* [Recorded data]:
+ + + + +

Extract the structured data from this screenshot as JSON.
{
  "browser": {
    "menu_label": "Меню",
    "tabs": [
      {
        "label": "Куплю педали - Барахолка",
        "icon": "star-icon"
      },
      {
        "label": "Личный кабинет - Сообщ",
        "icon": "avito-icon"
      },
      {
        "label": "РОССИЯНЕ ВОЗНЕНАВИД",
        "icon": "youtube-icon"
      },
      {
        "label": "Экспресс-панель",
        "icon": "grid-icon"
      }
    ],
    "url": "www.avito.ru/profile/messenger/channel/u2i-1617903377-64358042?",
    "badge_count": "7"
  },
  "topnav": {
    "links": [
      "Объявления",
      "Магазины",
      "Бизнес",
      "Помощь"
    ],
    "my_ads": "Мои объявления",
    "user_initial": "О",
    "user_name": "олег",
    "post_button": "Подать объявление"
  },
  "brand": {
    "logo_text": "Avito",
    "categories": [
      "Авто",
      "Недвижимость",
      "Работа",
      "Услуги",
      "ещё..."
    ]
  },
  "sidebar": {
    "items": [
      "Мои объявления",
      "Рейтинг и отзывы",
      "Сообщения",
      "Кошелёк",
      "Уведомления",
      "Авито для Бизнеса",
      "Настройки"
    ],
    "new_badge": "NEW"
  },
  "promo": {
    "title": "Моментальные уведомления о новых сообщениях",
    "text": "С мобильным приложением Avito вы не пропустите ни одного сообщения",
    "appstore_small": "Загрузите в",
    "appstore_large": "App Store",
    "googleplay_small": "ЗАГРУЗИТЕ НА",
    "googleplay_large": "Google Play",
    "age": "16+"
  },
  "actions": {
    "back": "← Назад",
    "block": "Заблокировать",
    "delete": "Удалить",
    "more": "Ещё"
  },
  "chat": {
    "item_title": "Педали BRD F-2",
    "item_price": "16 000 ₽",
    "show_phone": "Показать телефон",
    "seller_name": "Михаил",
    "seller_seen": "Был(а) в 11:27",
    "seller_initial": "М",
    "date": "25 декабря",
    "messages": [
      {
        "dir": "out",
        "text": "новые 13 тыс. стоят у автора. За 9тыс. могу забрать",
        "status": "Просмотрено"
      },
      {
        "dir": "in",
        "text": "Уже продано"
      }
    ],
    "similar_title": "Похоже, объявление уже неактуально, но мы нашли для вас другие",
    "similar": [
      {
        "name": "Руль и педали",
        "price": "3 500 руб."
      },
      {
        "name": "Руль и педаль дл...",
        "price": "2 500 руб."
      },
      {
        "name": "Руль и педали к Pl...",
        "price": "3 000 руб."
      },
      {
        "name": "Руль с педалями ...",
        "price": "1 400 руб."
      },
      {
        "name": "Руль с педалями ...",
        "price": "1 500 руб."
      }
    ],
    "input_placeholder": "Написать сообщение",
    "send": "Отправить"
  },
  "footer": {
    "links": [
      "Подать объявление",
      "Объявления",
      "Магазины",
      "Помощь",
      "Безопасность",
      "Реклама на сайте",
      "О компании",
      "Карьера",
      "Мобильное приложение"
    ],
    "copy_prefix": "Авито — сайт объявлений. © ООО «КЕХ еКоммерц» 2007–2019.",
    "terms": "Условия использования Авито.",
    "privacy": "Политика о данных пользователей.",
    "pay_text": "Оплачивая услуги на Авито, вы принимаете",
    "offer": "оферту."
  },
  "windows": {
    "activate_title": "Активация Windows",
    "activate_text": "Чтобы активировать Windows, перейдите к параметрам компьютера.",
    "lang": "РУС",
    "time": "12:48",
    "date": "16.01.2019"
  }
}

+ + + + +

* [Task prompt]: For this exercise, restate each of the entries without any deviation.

* [Solution for this task]:
Extract the structured data from this screenshot as JSON.
{
  "browser": {
    "menu_label": "Меню",
    "tabs": [
      {
        "label": "Куплю педали - Барахолка",
        "icon": "star-icon"
      },
      {
        "label": "Личный кабинет - Сообщ",
        "icon": "avito-icon"
      },
      {
        "label": "РОССИЯНЕ ВОЗНЕНАВИД",
        "icon": "youtube-icon"
      },
      {
        "label": "Экспресс-панель",
        "icon": "grid-icon"
      }
    ],
    "url": "www.avito.ru/profile/messenger/channel/u2i-1617903377-64358042?",
    "badge_count": "7"
  },
  "topnav": {
    "links": [
      "Объявления",
      "Магазины",
      "Бизнес",
      "Помощь"
    ],
    "my_ads": "Мои объявления",
    "user_initial": "О",
    "user_name": "олег",
    "post_button": "Подать объявление"
  },
  "brand": {
    "logo_text": "Avito",
    "categories": [
      "Авто",
      "Недвижимость",
      "Работа",
      "Услуги",
      "ещё..."
    ]
  },
  "sidebar": {
    "items": [
      "Мои объявления",
      "Рейтинг и отзывы",
      "Сообщения",
      "Кошелёк",
      "Уведомления",
      "Авито для Бизнеса",
      "Настройки"
    ],
    "new_badge": "NEW"
  },
  "promo": {
    "title": "Моментальные уведомления о новых сообщениях",
    "text": "С мобильным приложением Avito вы не пропустите ни одного сообщения",
    "appstore_small": "Загрузите в",
    "appstore_large": "App Store",
    "googleplay_small": "ЗАГРУЗИТЕ НА",
    "googleplay_large": "Google Play",
    "age": "16+"
  },
  "actions": {
    "back": "← Назад",
    "block": "Заблокировать",
    "delete": "Удалить",
    "more": "Ещё"
  },
  "chat": {
    "item_title": "Педали BRD F-2",
    "item_price": "16 000 ₽",
    "show_phone": "Показать телефон",
    "seller_name": "Михаил",
    "seller_seen": "Был(а) в 11:27",
    "seller_initial": "М",
    "date": "25 декабря",
    "messages": [
      {
        "dir": "out",
        "text": "новые 13 тыс. стоят у автора. За 9тыс. могу забрать",
        "status": "Просмотрено"
      },
      {
        "dir": "in",
        "text": "Уже продано"
      }
    ],
    "similar_title": "Похоже, объявление уже неактуально, но мы нашли для вас другие",
    "similar": [
      {
        "name": "Руль и педали",
        "price": "3 500 руб."
      },
      {
        "name": "Руль и педаль дл...",
        "price": "2 500 руб."
      },
      {
        "name": "Руль и педали к Pl...",
        "price": "3 000 руб."
      },
      {
        "name": "Руль с педалями ...",
        "price": "1 400 руб."
      },
      {
        "name": "Руль с педалями ...",
        "price": "1 500 руб."
      }
    ],
    "input_placeholder": "Написать сообщение",
    "send": "Отправить"
  },
  "footer": {
    "links": [
      "Подать объявление",
      "Объявления",
      "Магазины",
      "Помощь",
      "Безопасность",
      "Реклама на сайте",
      "О компании",
      "Карьера",
      "Мобильное приложение"
    ],
    "copy_prefix": "Авито — сайт объявлений. © ООО «КЕХ еКоммерц» 2007–2019.",
    "terms": "Условия использования Авито.",
    "privacy": "Политика о данных пользователей.",
    "pay_text": "Оплачивая услуги на Авито, вы принимаете",
    "offer": "оферту."
  },
  "windows": {
    "activate_title": "Активация Windows",
    "activate_text": "Чтобы активировать Windows, перейдите к параметрам компьютера.",
    "lang": "РУС",
    "time": "12:48",
    "date": "16.01.2019"
  }
}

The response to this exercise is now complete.